Here’s another great thing separation of church and state can do: Protect us from book bans

  Rob Boston

Yesterday marked the start of Banned Books Week. This important annual event is sponsored by the American Library Association (ALA) and other organizations to increase awareness about attacks on the freedom to learn – and spur activism to stop them.

This year’s event comes amid a tsunami of challenges to books in public schools and public libraries. “The Wall of Separation” blog has highlighted several of these cases recently, which have a few things in common: Christian Nationalism spurs the challenges, and the titles attacked often feature LGBTQ+ characters and/or themes.

The ALA’s list of the most frequently banned books for 2022, which was released in April, bears this out. Of the 13 books on the list (there was a four-way tie for 10th place), seven were singled out for LGBTQ+ content.

Book banning is a church-state issue

Book banning is definitely a church-state issue. Most of the bans we’ve seen recently come from Christian Nationalists. These people are determined to use their religion to control what children (and often adults) can read, learn about and experience.

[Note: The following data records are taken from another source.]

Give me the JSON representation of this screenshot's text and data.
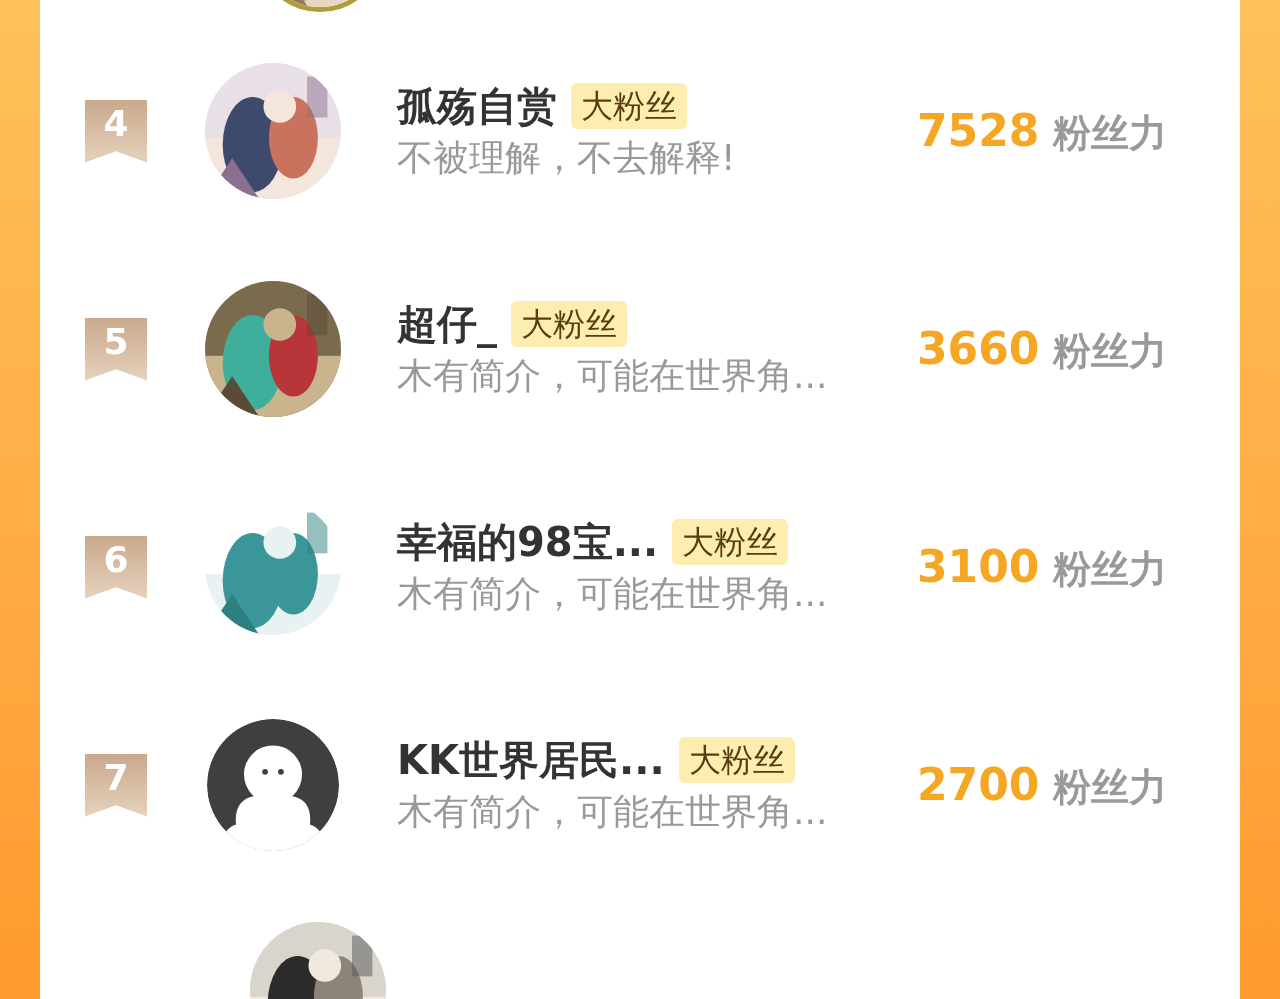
{
  "rows": [
    {
      "rank": "4",
      "name": "孤殇自赏",
      "badge": "大粉丝",
      "bio": "不被理解，不去解释!",
      "score": "7528",
      "unit": "粉丝力"
    },
    {
      "rank": "5",
      "name": "超仔_",
      "badge": "大粉丝",
      "bio": "木有简介，可能在世界角...",
      "score": "3660",
      "unit": "粉丝力"
    },
    {
      "rank": "6",
      "name": "幸福的98宝...",
      "badge": "大粉丝",
      "bio": "木有简介，可能在世界角...",
      "score": "3100",
      "unit": "粉丝力"
    },
    {
      "rank": "7",
      "avatar": {
        "kind": "default"
      },
      "name": "KK世界居民...",
      "badge": "大粉丝",
      "bio": "木有简介，可能在世界角...",
      "score": "2700",
      "unit": "粉丝力"
    }
  ]
}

A strong application of separation of church and state can stop them.

Christian Nationalists sometimes assert that they are the victims, and all they want is for their children to not be exposed to certain ideas. There are at least two responses to that: One is that this expectation is unrealistic. LGBTQ+ people exist. Christian Nationalists may be trying to erase that reality, but public institutions like schools and libraries are under no obligation to help them. The second reason is that book bans take the extremism of Christian Nationalism and impose it on every child. In other words, if you dislike a book in the public library, you have the right to tell your child not to read it. You have absolutely no right to make that decision for other people’s children.

Let Freedom Read!

The theme of Banned Book Weeks 2023 is “Let Freedom Read.” It is an apt one. Christian Nationalists fear knowledge, they fear information and they fear the world as it exists today.

While Christian Nationalists have a right to live in that sorry state of ignorance and fear, we can’t let them drag the rest of us there, too. Banned Books Week is a great time to renew your commitment to intellectual freedom and its protector, separation of church and state.

Here’s a great way to start: Read a banned book.

Congress needs to hear from you!

Urge your legislators to co-sponsor the Do No Harm Act today.

The Do No Harm Act will help ensure that our laws are a shield to protect religious freedom and not used as a sword to harm others by undermining civil rights laws and denying access to health care.

Act Now